He grew up on his father's ranch in Yuba County, attending school and riding the ranges after stock.[citation needed] At 18, he obtained a first-grade certificate to teach school and taught for three years in Yuba County.[1] When he reached 21, he took his savings and entered the law school of the state university. By teaching school during vacations, working as a harvest hand and clerking in a law office, he financed his education and graduated from Hastings College of the Law in May 1884.[citation needed]

Upon graduation, Forbes opened a law office in Marysville[citation needed] and, the same year, was elected as the district attorney of Yuba County, a position he held for four terms.[1]

Forbes always took a prominent part in military affairs. He joined Company E, 1st Artillery, 4th Brigade, California National Guard, in 1879. Upon its reorganization in 1882, he joined Company C, 8th Regiment. He received a commission as captain from Gov. Henry Markham in 1894. When the regiment was merged into the 2d Regiment, Gov. James Budd commissioned him captain of Company D. He eventually attained the rank of brigadier general. He was chosen as Lieutenant colonel of the 2d California National Guard in 1896 and, with his regiment, he volunteered for service in the Spanish–American War.[citation needed]

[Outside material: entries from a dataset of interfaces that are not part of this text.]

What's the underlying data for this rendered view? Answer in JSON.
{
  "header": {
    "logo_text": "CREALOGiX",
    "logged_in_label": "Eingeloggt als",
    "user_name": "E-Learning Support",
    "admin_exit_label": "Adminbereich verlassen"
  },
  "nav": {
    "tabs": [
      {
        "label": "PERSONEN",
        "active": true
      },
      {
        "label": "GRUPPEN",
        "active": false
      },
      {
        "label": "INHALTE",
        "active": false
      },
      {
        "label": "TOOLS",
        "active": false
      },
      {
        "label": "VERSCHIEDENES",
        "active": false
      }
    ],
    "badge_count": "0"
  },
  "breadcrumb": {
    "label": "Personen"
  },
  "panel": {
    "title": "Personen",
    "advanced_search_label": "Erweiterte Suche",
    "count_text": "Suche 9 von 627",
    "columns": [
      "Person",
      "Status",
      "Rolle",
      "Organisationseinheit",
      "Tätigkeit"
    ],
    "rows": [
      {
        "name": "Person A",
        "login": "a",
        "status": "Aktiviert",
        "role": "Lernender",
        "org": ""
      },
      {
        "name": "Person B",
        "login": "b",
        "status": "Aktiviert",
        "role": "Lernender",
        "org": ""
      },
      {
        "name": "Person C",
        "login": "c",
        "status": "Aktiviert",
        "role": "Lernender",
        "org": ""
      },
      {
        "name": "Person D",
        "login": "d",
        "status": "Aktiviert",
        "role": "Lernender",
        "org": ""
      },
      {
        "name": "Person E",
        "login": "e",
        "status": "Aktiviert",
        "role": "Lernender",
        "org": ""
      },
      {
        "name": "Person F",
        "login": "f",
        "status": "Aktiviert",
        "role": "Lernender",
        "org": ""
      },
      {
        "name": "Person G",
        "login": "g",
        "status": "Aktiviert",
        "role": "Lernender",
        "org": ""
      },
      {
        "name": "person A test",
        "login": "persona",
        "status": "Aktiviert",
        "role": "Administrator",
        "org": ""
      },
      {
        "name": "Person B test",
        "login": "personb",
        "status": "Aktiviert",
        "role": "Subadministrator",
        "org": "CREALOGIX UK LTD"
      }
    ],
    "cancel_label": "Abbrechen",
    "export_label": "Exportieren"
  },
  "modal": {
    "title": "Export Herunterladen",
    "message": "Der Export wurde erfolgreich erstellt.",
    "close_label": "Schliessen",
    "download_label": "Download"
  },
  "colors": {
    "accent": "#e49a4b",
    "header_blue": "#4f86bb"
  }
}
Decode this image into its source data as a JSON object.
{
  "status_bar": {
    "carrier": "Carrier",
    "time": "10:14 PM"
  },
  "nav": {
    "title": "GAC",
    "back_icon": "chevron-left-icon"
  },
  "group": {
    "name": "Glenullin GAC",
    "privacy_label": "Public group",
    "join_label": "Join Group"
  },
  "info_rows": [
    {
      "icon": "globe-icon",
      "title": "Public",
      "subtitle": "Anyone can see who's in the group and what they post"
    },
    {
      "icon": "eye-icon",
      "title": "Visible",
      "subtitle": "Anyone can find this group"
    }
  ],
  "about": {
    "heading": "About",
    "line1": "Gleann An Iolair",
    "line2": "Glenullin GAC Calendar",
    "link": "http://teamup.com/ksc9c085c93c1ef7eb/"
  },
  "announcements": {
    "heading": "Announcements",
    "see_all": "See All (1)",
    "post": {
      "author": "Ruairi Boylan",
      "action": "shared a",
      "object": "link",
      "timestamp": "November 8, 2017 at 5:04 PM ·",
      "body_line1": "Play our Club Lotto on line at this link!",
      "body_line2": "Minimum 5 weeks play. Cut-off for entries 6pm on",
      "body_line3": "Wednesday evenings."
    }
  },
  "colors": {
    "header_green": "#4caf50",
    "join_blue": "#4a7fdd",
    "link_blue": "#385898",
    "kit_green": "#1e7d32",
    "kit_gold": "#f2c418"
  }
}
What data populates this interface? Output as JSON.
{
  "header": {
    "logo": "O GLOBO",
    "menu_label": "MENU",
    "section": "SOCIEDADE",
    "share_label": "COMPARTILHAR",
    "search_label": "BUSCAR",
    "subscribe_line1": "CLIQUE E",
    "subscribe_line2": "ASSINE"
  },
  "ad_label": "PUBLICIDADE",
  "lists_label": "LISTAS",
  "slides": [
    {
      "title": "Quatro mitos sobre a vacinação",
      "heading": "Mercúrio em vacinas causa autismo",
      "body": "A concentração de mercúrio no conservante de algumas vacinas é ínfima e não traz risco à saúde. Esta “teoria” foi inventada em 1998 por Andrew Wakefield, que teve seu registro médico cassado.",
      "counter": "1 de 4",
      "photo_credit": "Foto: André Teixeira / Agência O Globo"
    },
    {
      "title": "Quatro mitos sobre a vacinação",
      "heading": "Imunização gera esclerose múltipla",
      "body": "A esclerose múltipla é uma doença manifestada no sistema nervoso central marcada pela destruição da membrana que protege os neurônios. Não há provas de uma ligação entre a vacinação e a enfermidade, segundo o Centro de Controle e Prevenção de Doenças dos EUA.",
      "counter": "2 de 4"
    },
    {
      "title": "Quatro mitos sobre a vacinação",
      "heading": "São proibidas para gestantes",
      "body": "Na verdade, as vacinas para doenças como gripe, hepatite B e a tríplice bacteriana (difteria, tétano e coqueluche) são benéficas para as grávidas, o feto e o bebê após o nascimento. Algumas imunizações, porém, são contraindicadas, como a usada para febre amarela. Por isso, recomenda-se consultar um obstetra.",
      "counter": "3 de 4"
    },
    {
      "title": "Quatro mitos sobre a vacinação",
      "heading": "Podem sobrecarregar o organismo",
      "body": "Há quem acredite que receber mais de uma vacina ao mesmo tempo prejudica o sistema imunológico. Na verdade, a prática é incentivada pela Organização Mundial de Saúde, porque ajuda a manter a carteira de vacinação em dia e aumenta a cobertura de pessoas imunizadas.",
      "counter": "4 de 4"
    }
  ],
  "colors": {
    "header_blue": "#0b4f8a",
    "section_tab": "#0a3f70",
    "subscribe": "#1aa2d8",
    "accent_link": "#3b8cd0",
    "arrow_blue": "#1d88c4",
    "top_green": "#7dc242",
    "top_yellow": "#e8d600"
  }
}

About the same time, he received a commission as major of the 8th California Infantry, United States Volunteers. At Camp Barrett he was commander of the 3d Battalion and, after commanding at Benicia, he was transferred to the 1st Battalion, assigned to Vancouver Barracks. He commanded that post for a short while and was then detailed to the command of Angel Islands, where he had two companies of the 8th Regiment and one battery of heavy artillery in the Signal Corps. He was mustered out of service in 1899, but continued as a lieutenant colonel in the 8th Regiment of the National Guard.[citation needed]

Forbes had the reputation of being a crack shot. As captain of the Marysville company in 1895, he broke the world record for target shooting in competition with 50 men.[citation needed]

He played a leading role in the politics of his time, and was chairman of the Republican State Convention in Sacramento in 1900. He became owner of the Marysville Appeal, one of the oldest papers in Northern California, in 1905, and took an active role in water development in Yuba County and in agricultural affairs and fraternal organizations.[citation needed]

Forbes died on 18 June 1915 in San Francisco, while still serving as the Adjutant General.[1][2] He was buried on 20 June 1915 at Holy Cross Catholic Cemetery in San Mateo County.[3][4]

References[edit]

  1. ^ a b c d e Report of The Adjutant General of the State of California For the Period November 17, 1914, to June 30, 1920. Sacramento: California State Printing Office. 1922. p. 46. 
  2. ^ California Cadet Corps Handbook. Sacramento, Calif.: State of California. Office of the Adjutant General. 1951. 
  3. ^ Report of The Adjutant General of the State of California For the Period November 17, 1914, to June 30, 1920. Sacramento: California State Printing Office. 1922. p. 47. 
  4. ^ "Edwin A Forbes". 11 February 2013. Retrieved 8 January 2015.